Switzer says letter to editor not authorized by him
BY BARBARA HOBEROCK World Capitol Bureau
Thursday, November 01, 2012
11/01/12 at 4:11 AM
OKLAHOMA CITY - Former University of Oklahoma football coach Barry Switzer said Wednesday that he is not the author of a letter expressing support for a state question that was published in The Norman Transcript.
The letter attributed to Switzer and his wife, Becky Switzer, in Tuesday's Norman Transcript supports State Question 766, which would eliminate the state's intangible property tax on things such as trademarks, customer lists and patents.

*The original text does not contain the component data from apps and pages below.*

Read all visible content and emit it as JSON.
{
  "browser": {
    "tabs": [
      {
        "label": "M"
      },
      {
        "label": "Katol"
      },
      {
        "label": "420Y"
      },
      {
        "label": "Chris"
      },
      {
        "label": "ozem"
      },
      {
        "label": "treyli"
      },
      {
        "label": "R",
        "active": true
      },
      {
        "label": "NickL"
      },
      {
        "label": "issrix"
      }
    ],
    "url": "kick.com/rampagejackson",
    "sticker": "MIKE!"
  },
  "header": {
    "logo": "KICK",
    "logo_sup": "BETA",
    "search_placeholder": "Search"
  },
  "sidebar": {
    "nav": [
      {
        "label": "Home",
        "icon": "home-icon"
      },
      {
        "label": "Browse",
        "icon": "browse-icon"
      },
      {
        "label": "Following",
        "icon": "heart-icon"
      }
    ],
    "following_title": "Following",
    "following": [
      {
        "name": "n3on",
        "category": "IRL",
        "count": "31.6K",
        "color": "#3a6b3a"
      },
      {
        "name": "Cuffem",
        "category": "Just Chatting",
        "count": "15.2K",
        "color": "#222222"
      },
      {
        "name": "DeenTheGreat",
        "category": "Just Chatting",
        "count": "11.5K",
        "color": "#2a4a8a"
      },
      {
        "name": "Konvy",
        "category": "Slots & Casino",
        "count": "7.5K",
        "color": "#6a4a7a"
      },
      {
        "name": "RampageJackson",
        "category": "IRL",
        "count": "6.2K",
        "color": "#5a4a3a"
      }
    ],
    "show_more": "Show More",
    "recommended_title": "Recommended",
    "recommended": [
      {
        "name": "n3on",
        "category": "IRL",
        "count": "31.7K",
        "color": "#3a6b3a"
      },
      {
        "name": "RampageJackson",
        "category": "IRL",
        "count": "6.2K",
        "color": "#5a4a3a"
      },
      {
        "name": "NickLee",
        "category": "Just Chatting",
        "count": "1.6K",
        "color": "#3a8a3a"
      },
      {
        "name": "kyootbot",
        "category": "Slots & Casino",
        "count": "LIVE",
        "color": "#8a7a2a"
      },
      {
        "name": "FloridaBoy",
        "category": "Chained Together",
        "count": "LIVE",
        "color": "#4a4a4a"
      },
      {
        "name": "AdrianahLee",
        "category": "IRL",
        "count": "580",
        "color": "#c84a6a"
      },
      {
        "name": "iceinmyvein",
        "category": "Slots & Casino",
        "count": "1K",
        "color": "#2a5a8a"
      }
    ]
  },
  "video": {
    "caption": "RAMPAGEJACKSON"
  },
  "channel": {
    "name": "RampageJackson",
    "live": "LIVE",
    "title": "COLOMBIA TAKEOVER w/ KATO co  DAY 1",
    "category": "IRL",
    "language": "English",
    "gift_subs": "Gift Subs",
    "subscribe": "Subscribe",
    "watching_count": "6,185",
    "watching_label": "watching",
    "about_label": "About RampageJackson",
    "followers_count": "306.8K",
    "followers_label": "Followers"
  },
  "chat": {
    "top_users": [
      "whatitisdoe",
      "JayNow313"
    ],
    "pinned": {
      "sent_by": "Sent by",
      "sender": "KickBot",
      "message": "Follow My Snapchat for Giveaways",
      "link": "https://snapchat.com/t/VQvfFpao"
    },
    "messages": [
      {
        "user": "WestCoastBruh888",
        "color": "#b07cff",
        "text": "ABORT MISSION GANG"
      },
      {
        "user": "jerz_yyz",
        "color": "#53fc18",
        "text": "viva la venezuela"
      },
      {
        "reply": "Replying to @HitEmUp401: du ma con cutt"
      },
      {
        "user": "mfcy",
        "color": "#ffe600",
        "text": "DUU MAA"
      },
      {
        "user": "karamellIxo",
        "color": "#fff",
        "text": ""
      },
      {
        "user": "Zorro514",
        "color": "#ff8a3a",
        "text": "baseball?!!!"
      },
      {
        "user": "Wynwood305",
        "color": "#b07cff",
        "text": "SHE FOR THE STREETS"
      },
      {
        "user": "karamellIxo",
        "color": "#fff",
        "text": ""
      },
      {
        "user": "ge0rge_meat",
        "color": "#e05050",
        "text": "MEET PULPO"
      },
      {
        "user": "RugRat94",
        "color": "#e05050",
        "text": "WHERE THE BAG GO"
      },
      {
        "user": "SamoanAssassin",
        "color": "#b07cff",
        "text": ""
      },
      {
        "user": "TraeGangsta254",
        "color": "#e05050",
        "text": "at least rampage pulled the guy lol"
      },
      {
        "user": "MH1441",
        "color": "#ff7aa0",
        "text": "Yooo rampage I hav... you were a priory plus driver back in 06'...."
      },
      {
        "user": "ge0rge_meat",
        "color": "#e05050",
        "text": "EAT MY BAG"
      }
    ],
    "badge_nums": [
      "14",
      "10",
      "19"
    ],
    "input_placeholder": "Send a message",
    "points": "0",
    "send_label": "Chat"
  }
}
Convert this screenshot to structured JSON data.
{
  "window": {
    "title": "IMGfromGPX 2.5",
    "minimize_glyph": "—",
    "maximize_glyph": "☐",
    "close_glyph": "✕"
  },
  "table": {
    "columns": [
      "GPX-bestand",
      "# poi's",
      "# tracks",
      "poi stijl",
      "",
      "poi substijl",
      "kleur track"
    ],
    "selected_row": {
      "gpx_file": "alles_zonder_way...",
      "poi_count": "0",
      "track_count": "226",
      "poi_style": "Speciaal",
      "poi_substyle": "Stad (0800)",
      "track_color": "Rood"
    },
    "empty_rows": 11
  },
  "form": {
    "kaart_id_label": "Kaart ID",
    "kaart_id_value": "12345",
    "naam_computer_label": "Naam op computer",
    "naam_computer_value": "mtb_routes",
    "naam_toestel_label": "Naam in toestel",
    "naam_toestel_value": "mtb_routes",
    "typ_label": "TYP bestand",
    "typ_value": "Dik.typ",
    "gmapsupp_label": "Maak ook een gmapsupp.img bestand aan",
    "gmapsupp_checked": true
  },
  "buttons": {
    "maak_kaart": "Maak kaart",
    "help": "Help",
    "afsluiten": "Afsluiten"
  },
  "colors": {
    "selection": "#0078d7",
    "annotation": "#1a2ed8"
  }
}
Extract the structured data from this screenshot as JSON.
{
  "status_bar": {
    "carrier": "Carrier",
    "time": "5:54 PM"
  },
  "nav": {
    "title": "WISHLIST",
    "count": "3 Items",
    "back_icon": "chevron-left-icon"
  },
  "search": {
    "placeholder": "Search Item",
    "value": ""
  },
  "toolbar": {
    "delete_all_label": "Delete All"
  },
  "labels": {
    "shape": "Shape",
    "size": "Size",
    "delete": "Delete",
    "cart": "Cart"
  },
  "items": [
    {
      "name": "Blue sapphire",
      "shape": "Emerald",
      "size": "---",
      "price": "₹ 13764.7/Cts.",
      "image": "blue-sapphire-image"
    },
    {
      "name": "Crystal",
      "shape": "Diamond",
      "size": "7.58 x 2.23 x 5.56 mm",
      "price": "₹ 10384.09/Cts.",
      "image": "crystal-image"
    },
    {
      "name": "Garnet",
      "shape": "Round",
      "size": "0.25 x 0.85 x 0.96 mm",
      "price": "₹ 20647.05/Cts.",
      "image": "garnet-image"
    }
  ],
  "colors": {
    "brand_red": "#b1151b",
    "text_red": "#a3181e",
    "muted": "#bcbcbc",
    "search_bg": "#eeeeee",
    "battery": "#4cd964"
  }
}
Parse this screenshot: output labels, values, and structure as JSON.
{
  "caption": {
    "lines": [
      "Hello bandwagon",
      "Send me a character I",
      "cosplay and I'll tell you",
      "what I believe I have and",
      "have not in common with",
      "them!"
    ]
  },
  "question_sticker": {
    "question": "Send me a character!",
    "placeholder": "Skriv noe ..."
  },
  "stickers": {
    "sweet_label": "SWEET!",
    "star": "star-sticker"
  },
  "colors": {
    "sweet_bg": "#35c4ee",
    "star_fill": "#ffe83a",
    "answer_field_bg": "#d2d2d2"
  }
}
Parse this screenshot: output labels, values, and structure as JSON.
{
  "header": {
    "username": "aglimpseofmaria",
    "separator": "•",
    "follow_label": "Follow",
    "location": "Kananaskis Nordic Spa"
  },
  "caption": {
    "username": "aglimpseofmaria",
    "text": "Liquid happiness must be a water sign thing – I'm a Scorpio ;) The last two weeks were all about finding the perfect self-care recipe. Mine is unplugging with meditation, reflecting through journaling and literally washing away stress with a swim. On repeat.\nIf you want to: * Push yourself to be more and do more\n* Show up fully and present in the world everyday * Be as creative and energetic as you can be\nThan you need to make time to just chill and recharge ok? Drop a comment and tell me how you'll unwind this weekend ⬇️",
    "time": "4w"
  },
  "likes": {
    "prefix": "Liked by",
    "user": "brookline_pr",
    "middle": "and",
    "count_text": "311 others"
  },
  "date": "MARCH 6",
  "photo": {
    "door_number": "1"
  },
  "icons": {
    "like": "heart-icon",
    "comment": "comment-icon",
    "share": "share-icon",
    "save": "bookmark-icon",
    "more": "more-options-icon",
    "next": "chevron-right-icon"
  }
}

The question headed to state voters Tuesday is backed by the Oklahoma State Chamber of Commerce, which sent in the letter to the Transcript.
"I never signed the letter," Switzer said. "My wife certainly didn't."
Switzer said he received a copy of the letter a long time ago but didn't take any action on it.
Andy Rieger, the Transcript's executive editor, said the newspaper will write a story about the situation.
He said he was assured by Jennifer Monies, State Chamber of Commerce senior vice president of communications, that the letter was signed by the Switzers.
"So with that I went ahead and published it on Tuesday with the assurance from the (state) Chamber that it was legitimate," Rieger said.
He said the letter has been removed from the newspaper's website.
"We have probably been duped a few times before," Rieger said. "We try to know who our letter writers are and since this was coming from the State Chamber and they verified it, we didn't have additional questions about it."
"We received information that Mr. and Mrs. Switzer are supportive of State Question 766 and drafted a letter to the editor to that effect to submit on their behalf," Monies said. "Unfortunately, they never signed off on the final draft of the letter that was submitted. ... We sincerely apologize for any miscommunication on this issue."
Switzer said he didn't want to make a political statement on the state question, but he does want voters to support judges on the retention ballot. He said he doesn't want special interest groups to have the ability to pick judges.
The State Chamber-backed Oklahoma Civil Justice Council recently released its rankings of Supreme Court justices based on whether their decisions expanded or limited civil liabilities.
"I am in favor of the retention of judges and did sign a letter to that effect," Switzer said.
He said he believes that the governor appoints judges who are concerned about the residents of Oklahoma, act with common sense and do the fair and right thing for all.
Original Print Headline: Switzer says letter to editor not from him
Barbara Hoberock 405-528-2465